Probabilities of Clinical or Practical Significance Will G Sportscience 6,
sportsci.org/jour/0201/wghprob.htm, 2002 (638 words)

In a short item in the previous issue of Sportscience I argued that the use of P values and statistical significance prevents publication of good research. I presented an alternative approach for assessing research, based on probabilities that the true value of an effect is clinically beneficial, trivial, and harmful. I also provided a link to a spreadsheet for calculation of these probabilities, and there is a page on these and related concepts in A New View of Statistics. I have now extended the concept by assigning what I consider to be reasonable thresholds for plainlanguage descriptions of the probabilities. For example, if the effect you have studied turns out to have a probability of 0.80 of being beneficial, you would describe it as likely to be beneficial, or probably beneficial. The same effect might have probabilities of 0.16 of being trivial and 0.04 of being harmful, in which case you would say that the effect is unlikely to be trivial and very unlikely to be harmful. You'd make these qualitative assessments in the Discussion section of a paper or thesis, whereas the Results section would contain a more neutral statement, such as: the chances that the effect is beneficial/trivial/harmful are 80/16/4%. Here's the full schema for describing the probabilities, which I also show as chances and odds:
An outline of the meaning and shortcomings of hypothesis testing, P values and statistical significance. The meaning and need for likely (confidence) limits to convey precision of estimation. Definition of the probabilities that an effect is clinically or practically beneficial, trivial, and harmful. The above table for interpreting the probabilities. Examples of statistically significant and statistically nonsignificant effects interpreted in a more meaningful and publicationworthy fashion using probabilities of clinical or practical significance. I finish the presentation with the

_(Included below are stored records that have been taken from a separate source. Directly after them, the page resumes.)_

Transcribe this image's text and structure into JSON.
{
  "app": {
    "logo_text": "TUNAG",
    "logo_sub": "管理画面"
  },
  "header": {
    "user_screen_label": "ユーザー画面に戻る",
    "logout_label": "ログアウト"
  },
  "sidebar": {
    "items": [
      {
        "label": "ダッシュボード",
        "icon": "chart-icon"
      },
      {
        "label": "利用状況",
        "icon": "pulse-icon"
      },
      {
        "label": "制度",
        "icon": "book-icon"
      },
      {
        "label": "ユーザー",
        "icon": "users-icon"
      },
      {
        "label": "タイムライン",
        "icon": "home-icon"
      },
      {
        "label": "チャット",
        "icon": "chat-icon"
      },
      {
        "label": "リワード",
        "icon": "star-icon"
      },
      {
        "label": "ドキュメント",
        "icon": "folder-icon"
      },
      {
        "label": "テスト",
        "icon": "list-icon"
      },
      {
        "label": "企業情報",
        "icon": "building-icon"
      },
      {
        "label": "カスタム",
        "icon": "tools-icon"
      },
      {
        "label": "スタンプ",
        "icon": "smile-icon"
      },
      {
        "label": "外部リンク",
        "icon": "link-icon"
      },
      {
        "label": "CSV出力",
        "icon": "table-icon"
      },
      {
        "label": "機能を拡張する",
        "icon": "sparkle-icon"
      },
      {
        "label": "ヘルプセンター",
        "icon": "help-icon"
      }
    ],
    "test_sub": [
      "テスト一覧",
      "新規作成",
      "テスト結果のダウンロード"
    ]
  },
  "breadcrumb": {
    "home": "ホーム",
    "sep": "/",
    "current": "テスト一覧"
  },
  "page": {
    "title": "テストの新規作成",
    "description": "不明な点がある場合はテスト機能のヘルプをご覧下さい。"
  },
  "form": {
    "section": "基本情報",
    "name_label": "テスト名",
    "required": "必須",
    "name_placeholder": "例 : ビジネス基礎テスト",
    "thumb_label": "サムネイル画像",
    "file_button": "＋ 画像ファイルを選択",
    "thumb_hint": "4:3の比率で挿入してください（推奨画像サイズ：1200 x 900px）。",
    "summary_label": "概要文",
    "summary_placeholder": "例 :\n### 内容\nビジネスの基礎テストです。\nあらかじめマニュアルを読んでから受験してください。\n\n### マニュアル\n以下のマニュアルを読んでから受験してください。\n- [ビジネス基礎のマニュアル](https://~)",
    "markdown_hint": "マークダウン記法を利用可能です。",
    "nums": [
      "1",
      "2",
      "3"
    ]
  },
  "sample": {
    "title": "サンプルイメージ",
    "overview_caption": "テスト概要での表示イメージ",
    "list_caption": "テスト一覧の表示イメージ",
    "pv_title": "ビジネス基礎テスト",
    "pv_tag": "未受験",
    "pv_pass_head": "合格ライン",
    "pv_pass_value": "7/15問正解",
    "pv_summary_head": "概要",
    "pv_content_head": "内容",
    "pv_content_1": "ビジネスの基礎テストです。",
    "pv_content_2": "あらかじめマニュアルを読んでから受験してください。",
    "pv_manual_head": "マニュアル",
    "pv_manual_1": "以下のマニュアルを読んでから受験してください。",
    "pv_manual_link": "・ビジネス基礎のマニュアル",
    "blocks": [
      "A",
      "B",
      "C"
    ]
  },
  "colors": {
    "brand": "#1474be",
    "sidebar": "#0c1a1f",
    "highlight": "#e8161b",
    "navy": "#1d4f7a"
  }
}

following summary of advice for reporting your research
Show the observed magnitude of the effect. Attend to precision of estimation by showing likely limits of the true value. Show the P value if you must, but do not test a null hypothesis and do not mention statistical significance. Attend to clinical or practical significance by stating the smallest clinically beneficial and/or harmful value then showing the probabilities that the true effect is beneficial, trivial, and harmful. Make a qualitative statement about the clinical or practical significance of the effect, using unlikely, almost certainly, and so on. As far as the likely limits are concerned, 95% is definitely too high to convey precision of estimation. I now recommend 50%, which should be called possible limits, in accordance with the above table of probabilities. I doubt whether they will come into widespread or any use during my lifetime. Updated Dec 12, 2006. Minor changes to slideshow, which is now called Making Inferences. Download in Powerpoint or PDF version. Updated August 8, 2004. New version of slideshow has a more extensive treatment of clinical interpretation of confidence limits, as well as a more succinct critique of statistical significance. This version was presented in a minisymposium at the annual meeting of the American College of Sports Medicine in Indianapolis, June 5 2004. Updated March 6, 2003. The slideshow now contains something on Cohen's smallest worthwhile effects, a slide showing use of the spreadsheet, and a few cosmetic improvements. Updated Nov 3, 2002. The spreadsheet for confidence limits now automatically displays the qualitative probabilities corresponding to the quantitative probabilities in the above table. Updated Oct 29, 2002. Another candidate to convey precision of estimation is 68% limits, which define a confidence interval approximately half as wide as the 95% confidence interval (for normally distributed effect statistics). These are also possible limits, according to the above table of probabilities. We could also use 90% limits, which would be likely or probable limits. Reference: Hopkins WG (2002). Statistical vs clinical or practical significance [Slideshow]. Sportscience 6, sportsci.org/jour/0201/Statistical_vs_clinical.ppt (updated December 2006) Published
July 2002.